Why not take the example of Cardiff, which located an Enterprise Zone in its city centre and attracted a legion of new tech businesses, turbocharging its economy and pushing it up the list of successful UK cities. Could we locate an Enterprise Zone in the new Sirocco site, for example?
As the respected think-tank Centre for Cities pointed out, city centres perform a number of different functions; the ongoing debate around our high streets has tended to cast city centres purely as places of retail.
By extension, the high-profile troubles surrounding big name high street brands have often translated into a belief that not only high streets are "dying", but city centres, too.
What gets overlooked is that, in some places, such as Manchester and Leeds, city centres are thriving, driven by the investment of knowledge-based industries, such as marketing, finance and law.

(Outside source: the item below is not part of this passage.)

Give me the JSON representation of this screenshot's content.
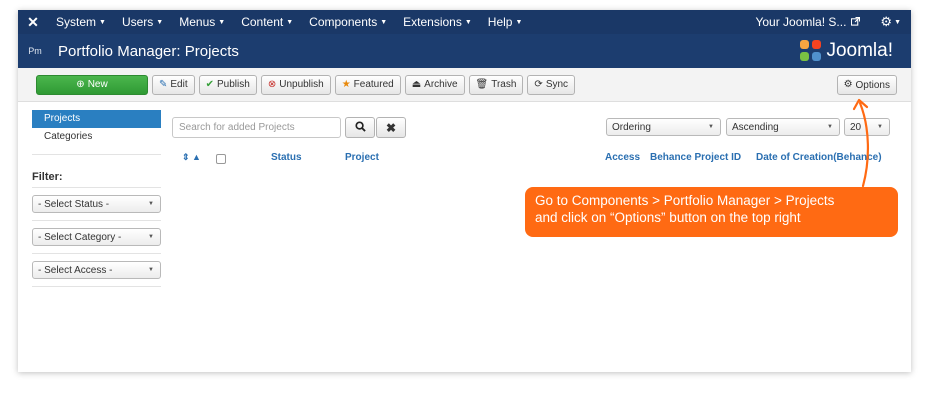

While successful cities typically feature fewer shops, the well-paid jobs they offer and the increased footfall in their city centres create a consumer market for retailers, restaurants, bars and other leisure activities.
Belfast needs to create the conditions so that more independent retailers can locate in the city centre to offer something different and distinctive to consumers.
Retail NI is actively engaging with the developers of Tribeca, Sirocco and other new city centre investors to ensure that sustainable locations for new independent retailers are included in their planning applications.
One barrier to that is our broken and antiquated system of business rates, which are high in Belfast city centre.
It is a scandal that Northern Ireland has the highest business rates in the UK, which is a huge burden on our members and our colleagues in the hospitality sector.
It is very welcome that the Department of Finance has already begun a comprehensive review of rating policy with a view to providing options for an incoming finance minister.
It is welcome news that Belfast City Council has set an ambitious target for 66,000 more people to live in the city centre by 2035.
Successful cities across the world have core high-density urban living, with people walking, or cycling, to work.
This shouldn't just mean single people living in lots of high-rise apartments, but also families living in our city centre.
Finally, most important of all is that Belfast city centre needs to be an open and inclusive place, where all communities can continue to work, live and socialise.
Retail NI is ambitious for Belfast and we believe with the right support from Government, a bold new strategy and the correct partnership model, Belfast could be in the Top 10 retail destinations in the UK and Ireland.
Let's do it.
Glyn Roberts is chief executive of Retail NI